[TASK GOAL]
Taking the lines below one at a time, count those with the string "para" and give the result alone.

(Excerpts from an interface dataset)
#####
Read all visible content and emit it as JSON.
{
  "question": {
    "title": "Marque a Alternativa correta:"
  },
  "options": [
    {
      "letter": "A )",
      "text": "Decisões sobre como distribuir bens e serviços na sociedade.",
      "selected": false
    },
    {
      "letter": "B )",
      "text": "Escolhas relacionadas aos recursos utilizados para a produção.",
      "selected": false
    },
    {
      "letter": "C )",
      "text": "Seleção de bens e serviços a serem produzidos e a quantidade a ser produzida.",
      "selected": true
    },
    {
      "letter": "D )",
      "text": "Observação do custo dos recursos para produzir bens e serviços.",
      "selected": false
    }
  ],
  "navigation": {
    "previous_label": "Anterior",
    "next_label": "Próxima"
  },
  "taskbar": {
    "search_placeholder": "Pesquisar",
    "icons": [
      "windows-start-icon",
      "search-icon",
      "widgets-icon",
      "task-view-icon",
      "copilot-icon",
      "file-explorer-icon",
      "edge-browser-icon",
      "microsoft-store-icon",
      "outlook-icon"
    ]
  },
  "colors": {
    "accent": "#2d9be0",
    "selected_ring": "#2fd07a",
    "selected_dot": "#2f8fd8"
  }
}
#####
[YOUR SOLUTION]
2